The Expanse's cancellation was slightly unexpected, with the show drawing immense critical buzz of the kind that SyFy has not enjoyed since the second and early third season of Battlestar Galactica, well over a decade ago. First-run ratings were not as strong as might be wished given the show's relatively high budget (at between $4 and $5 million per episode, the show cost almost twice to make as BSG), but of course the metrics of how ratings are measured have changed dramatically in the last few years. By all accounts The Expanse also enjoyed healthy streams and sales through Amazon.
A key factor in the decision was the show's overseas performance and how it's finances are calculated. SyFy was not produced inhouse but was instead financed and produced by Alcon Entertainment and sold to SyFy. SyFy only had first-run transmission rights in the United States, with Alcon able to sell streaming rights to Amazon and international rights to Netflix. However, SyFy insisted on a six-month delay before Netflix could stream the show, despite overseas viewers having no other legal way of watching the show and thus there would have been no cannibalising of SyFy's US viewership. This decision seems to have cost the show international viewership, with hardcore international fans of the series downloading and torrenting the show long before it could be seen legally.

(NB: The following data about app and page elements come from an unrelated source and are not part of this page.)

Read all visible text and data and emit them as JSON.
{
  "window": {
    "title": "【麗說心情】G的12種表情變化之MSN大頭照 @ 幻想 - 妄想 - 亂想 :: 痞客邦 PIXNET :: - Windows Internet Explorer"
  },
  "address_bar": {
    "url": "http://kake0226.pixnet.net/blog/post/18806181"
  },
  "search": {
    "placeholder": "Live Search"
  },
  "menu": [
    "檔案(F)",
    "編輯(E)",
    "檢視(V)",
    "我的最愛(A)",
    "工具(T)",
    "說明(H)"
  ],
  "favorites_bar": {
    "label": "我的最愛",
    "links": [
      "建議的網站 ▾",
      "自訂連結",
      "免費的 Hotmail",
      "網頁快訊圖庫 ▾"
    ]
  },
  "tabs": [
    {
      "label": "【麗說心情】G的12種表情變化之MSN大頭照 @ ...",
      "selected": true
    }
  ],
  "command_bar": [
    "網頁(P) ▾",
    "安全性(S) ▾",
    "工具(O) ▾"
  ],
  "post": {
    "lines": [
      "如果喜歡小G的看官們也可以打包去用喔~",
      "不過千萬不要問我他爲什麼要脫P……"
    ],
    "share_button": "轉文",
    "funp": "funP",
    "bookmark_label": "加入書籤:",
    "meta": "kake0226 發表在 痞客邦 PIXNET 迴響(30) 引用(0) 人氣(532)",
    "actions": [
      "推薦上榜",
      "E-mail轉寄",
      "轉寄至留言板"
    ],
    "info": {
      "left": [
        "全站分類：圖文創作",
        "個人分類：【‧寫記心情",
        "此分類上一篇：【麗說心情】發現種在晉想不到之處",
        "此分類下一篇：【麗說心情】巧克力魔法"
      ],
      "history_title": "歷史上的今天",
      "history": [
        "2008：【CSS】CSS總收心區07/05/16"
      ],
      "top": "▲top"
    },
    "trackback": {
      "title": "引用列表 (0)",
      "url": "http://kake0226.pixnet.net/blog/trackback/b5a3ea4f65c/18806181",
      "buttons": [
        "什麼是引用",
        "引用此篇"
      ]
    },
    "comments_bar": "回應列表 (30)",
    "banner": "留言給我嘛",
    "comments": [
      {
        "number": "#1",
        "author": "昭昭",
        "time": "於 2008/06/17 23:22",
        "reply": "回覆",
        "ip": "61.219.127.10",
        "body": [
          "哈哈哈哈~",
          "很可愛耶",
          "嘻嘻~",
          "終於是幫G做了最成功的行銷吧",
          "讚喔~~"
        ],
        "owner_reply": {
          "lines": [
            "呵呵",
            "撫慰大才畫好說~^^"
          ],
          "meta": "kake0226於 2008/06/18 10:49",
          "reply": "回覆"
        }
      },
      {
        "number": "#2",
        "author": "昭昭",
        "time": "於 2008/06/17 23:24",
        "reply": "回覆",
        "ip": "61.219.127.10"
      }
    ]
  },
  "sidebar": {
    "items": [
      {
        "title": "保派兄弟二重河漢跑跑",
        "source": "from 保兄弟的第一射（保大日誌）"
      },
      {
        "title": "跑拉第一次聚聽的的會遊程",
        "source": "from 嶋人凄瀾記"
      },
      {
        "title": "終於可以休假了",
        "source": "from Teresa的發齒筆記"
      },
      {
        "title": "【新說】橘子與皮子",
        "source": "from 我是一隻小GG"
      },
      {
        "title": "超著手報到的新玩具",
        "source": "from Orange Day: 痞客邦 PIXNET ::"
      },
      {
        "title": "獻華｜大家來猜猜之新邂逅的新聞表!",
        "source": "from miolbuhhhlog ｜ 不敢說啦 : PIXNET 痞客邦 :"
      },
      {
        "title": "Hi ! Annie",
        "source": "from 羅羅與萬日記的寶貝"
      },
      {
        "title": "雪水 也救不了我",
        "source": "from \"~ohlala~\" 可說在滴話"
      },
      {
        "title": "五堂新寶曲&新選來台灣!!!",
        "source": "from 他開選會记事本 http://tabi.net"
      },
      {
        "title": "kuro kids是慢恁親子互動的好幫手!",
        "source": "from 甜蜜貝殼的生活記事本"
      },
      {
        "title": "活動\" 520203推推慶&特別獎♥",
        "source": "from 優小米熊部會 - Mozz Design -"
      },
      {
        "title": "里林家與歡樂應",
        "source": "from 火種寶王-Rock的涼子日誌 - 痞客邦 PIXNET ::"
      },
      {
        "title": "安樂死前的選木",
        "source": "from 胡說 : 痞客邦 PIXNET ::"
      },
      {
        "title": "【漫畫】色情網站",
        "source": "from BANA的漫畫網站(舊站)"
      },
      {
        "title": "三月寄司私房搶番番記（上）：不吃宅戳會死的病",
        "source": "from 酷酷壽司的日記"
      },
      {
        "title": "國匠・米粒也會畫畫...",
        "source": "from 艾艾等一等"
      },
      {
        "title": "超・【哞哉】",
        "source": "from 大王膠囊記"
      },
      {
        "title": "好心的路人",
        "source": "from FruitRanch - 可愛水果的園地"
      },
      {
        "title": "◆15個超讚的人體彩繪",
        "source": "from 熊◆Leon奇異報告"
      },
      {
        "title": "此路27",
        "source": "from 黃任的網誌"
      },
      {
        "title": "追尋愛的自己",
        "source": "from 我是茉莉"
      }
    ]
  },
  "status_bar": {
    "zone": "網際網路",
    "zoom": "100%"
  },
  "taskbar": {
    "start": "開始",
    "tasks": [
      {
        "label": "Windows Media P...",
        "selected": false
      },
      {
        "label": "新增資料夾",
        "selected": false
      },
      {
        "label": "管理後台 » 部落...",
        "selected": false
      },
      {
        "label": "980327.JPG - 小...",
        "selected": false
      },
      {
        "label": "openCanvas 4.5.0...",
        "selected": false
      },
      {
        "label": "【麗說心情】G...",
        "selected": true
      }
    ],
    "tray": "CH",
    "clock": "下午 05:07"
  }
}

As a result, SyFy's deal meant that The Expanse's success was extremely dependent on first-run viewing figures and with these running at around 1 to 1.2 million per episode in Season 3, these figures were insufficient to support the high cost of the show (compared to SyFy's inhouse programming, such as the considerably cheaper - and vastly cheaper-looking - The Magicians).
Alcon Entertainment are shopping the show to other networks, which means that they may be able to find the show a new home elsewhere. Netflix may or may not be interested, given the lukewarm international figures. Amazon, who have recently been picking up almost every single SF and fantasy property of note (including Wheel of Time, Conan the Barbarian, Lord of the Rings, Ringworld, The Three-Body Problem and Snow Crash), may be a safer bet. Amazon in particular would find The Expanse's budget to be relatively cheap by their standards and they would probably prefer to have a show they can get on the air every year rather than waiting 18-24 months between seasons (The Expanse has gone about 14 months between each season). The momentum of just being able to continue production immediately rather than ramping up on a new show may also be attractive.
Meanwhile, Fox have cancelled Brooklyn Nine-Nine, their most critically-acclaimed comedy series. Brooklyn Nine-Nine's cancellation was more widely expected, with the show's viewing figures dropping by over half over its five-season run. Some fans were hoping for a reprieve, as viewing figures held relatively firm from Season 4 to Season 5 and the show enjoys widespread global popularity (in the UK it unusually has both reasonable audiences on Channel 4 and then again on Netflix). However, Fox have decided to swap out one of their TV drama nights for sports, which rendered the point moot. A whole swathe of other shows (such as Last Man on Earth) have also been axed to make room for this change in the schedule.
There has been hope that the show might be saved. Netflix are a possibility based on their success with the show internationally, and compared to most of their shows Brooklyn Nine-Nine would be incredibly cheap to make, as well as easily being able to get on the air every year. However, it's unclear if Fox would be willing to make the show for a company they are increasingly seeing as an adversary in the marketplace.
Possibly more likely is US streaming service Hulu. Hulu are are looking to beef up an original programming lineup strengthened by The Handmaid's Tale. Provisional talks between Hulu and Fox have already apparently taken place, with interest from other parties.
Hopefully both shows are saved, particularly The Expanse which was roughly only a third of the way through adapting James S.A. Corey's novel series.